This paper discusses the design criteria, development, and subsequent use of perforating and gravel pack equipment generated for use in 20" (50.8 cm) casing. The theoretical approach to the evolution of this equipment is applicable to the development of additional systems.
While completion equipment is largely designed for 9-5/8" (24.5 cm) casing sizes and smaller, with some equipment available up to 13-3/8" (34.0 cm), perforating and gravel pack equipment is virtually nonexistent in sizes greater than 9-5/8" (24.5 cm). Due to specific well completion requirements it may be advantageous to be able to complete in the larger diameter casing sizes. With equipment being unavailable for these larger sizes, special equipment must be developed.
The herein discussed completion system has been specifically developed for 20" (50.8 cm), 133 lb/ft (198 kg/m) casing. In this application a very shallow, low pressure, gas zone exists beneath a platform. It is the operator's intent to set 20" (50.8 cm) casing across the zone and attempt to blow down the gas. Following depletion of the zone, the 20" (50.8 cm) wellbores can be cleaned out and deepened to the primary objective zones. Further development drilling could then commence with less risk and lover costs.

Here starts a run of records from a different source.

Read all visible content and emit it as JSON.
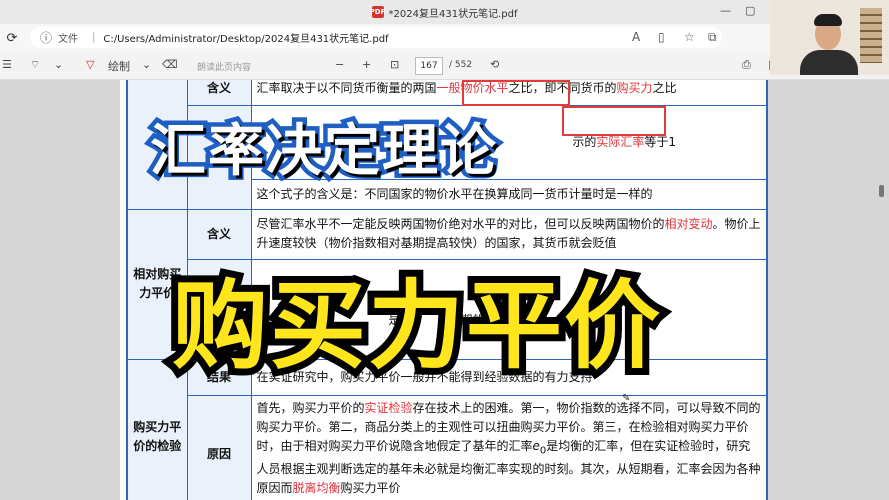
{
  "window": {
    "title": "*2024复旦431状元笔记.pdf",
    "pdf_badge": "PDF"
  },
  "address": {
    "file_label": "文件",
    "path": "C:/Users/Administrator/Desktop/2024复旦431状元笔记.pdf"
  },
  "toolbar": {
    "draw_label": "绘制",
    "erase_placeholder": "朗读此页内容",
    "page_current": "167",
    "page_total": "/ 552"
  },
  "overlay": {
    "title_top": "汇率决定理论",
    "title_main": "购买力平价"
  },
  "table": {
    "row0": {
      "sub": "含义",
      "text_a": "汇率取决于以不同货币衡量的两国",
      "hl_a": "一般物价水平",
      "text_b": "之比，即不同货币的",
      "hl_b": "购买力",
      "text_c": "之比"
    },
    "row0b": {
      "text_a": "示的",
      "hl_a": "实际汇率",
      "text_b": "等于1"
    },
    "row0c": {
      "text": "这个式子的含义是：不同国家的物价水平在换算成同一货币计量时是一样的"
    },
    "row1": {
      "cat": "相对购买力平价",
      "sub": "含义",
      "text_a": "尽管汇率水平不一定能反映两国物价绝对水平的对比，但可以反映两国物价的",
      "hl_a": "相对变动",
      "text_b": "。物价上升速度较快（物价指数相对基期提高较快）的国家，其货币就会贬值"
    },
    "row1b": {
      "text_a": "中",
      "text_b": "是",
      "text_c": "期的物",
      "text_d": "的变动；",
      "text_e": "e",
      "text_f": "是"
    },
    "row1c": {
      "text": "算"
    },
    "row2": {
      "cat": "购买力平价的检验",
      "sub": "结果",
      "text": "在实证研究中，购买力平价一般并不能得到经验数据的有力支持"
    },
    "row3": {
      "sub": "原因",
      "text_a": "首先，购买力平价的",
      "hl_a": "实证检验",
      "text_b": "存在技术上的困难。第一，物价指数的选择不同，可以导致不同的购买力平价。第二，商品分类上的主观性可以扭曲购买力平价。第三，在检验相对购买力平价时，由于相对购买力平价说隐含地假定了基年的汇率",
      "text_c": "e",
      "text_d": "是均衡的汇率，但在实证检验时，研究人员根据主观判断选定的基年未必就是均衡汇率实现的时刻。其次，从短期看，汇率会因为各种原因而",
      "hl_b": "脱离均衡",
      "text_e": "购买力平价"
    }
  },
  "colors": {
    "accent": "#2b66b8",
    "highlight": "#e0343c",
    "title_blue": "#1f5fc4",
    "title_yellow": "#ffe51c"
  }
}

With the primary objective of the project being the depletion of the reservoir, the resultant completion had to be installed in the most efficient manner possible. Owing to the less than 500 psi (3447.5 kPa) static reservoir pressure and the desire to deplete as quickly as possible, the perforating system had to deliver the highest shot density possible with the greatest amount of charge performance. This would provide for the maximum flow rate by minimizing pressure loss through the completion. A systems analysis plot, Fig. 1, supports this and, thus, fostered the need of a specialized perforating gun.
Existing perforating equipment would have required multiple trips to achieve the desired perforation shot density, and would not have been able to offer positive, shot orientation. Performance would also suffer as clearance between the gun outside diameter and the casing inside diameter would have been difficult to control.
Consequently, a perforating system was needed that would offer a very high shot density with maximum performance, while affording positive shot orientation.
Due to the zone being gas, positive well fluid isolation and pressure containment became a criteria. This precluded the use of existing large diameter equipment, which typically have lead seals that are not capable of effecting a suitable gas seal. Additionally, the original design parameters called for the use of a retrievable seal bore packer as the perforating packer.
With the expressed desire to underbalance perforate, the requirement for positive gas pressure containment, and the need for secure casing anchorage, a special packer and associated gravel pack assembly was essential.